## Task prompt
Which lines of the data contain the string "this"? Copy every one.

[Source data]
###

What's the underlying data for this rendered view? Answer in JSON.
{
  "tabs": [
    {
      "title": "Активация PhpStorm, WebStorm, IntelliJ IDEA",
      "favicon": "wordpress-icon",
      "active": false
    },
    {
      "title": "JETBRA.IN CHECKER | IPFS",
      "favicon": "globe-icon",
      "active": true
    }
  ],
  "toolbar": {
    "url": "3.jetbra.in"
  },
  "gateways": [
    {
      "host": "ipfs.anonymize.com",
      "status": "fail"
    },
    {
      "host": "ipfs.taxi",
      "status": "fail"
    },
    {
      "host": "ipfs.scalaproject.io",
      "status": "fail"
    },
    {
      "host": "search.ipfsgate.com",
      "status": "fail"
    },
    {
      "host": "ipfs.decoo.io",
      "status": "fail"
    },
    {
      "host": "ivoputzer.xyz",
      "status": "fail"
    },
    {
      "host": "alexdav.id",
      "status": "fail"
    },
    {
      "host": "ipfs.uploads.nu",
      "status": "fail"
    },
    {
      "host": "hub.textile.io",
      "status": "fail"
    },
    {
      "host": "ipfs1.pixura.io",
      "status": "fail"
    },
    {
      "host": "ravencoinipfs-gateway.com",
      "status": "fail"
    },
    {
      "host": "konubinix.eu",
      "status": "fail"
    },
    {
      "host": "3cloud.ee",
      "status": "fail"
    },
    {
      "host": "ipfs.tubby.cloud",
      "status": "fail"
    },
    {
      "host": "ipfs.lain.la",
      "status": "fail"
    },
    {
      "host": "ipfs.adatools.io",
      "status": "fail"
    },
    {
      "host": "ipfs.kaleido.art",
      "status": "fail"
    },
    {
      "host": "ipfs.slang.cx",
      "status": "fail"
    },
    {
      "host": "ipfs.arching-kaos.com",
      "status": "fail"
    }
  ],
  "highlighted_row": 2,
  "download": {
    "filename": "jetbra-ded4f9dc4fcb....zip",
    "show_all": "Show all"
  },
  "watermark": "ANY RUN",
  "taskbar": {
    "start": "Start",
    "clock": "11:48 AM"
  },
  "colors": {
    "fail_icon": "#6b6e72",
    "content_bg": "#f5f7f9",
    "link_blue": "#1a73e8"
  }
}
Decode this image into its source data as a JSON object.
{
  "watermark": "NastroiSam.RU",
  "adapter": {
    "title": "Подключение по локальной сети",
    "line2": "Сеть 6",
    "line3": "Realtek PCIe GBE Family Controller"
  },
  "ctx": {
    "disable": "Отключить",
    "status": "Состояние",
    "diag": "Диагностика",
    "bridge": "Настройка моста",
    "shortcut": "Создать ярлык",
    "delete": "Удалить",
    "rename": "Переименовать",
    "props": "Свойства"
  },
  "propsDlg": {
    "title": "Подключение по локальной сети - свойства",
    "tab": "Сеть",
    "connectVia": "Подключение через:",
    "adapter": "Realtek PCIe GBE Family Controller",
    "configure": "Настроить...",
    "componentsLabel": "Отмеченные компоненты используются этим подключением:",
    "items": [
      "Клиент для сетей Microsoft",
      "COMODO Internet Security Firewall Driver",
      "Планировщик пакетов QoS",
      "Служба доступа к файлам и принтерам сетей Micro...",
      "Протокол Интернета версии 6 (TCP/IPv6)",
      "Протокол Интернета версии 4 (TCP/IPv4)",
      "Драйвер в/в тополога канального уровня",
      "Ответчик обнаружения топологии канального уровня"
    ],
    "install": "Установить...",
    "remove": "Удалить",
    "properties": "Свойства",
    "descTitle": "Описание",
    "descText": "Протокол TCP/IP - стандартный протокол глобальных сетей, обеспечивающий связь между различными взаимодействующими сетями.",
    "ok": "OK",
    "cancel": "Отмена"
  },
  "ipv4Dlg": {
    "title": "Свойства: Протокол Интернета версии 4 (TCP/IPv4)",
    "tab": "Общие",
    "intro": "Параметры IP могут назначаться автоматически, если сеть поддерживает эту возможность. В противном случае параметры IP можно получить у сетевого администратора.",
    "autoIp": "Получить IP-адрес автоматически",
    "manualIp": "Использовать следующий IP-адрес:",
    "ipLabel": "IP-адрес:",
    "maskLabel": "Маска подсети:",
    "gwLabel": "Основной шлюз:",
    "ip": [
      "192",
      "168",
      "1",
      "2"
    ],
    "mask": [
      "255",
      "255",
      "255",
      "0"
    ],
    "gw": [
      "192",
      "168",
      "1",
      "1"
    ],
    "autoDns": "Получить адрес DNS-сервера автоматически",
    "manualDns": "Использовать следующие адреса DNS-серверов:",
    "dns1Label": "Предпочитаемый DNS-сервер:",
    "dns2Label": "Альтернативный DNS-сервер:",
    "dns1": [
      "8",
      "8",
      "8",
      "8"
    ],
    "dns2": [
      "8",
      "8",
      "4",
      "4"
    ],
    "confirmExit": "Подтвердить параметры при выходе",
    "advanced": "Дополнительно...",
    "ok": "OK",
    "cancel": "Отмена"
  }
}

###

## Answer space
What's the underlying data for this rendered view? Answer in JSON.
Decode this image into its source data as a JSON object.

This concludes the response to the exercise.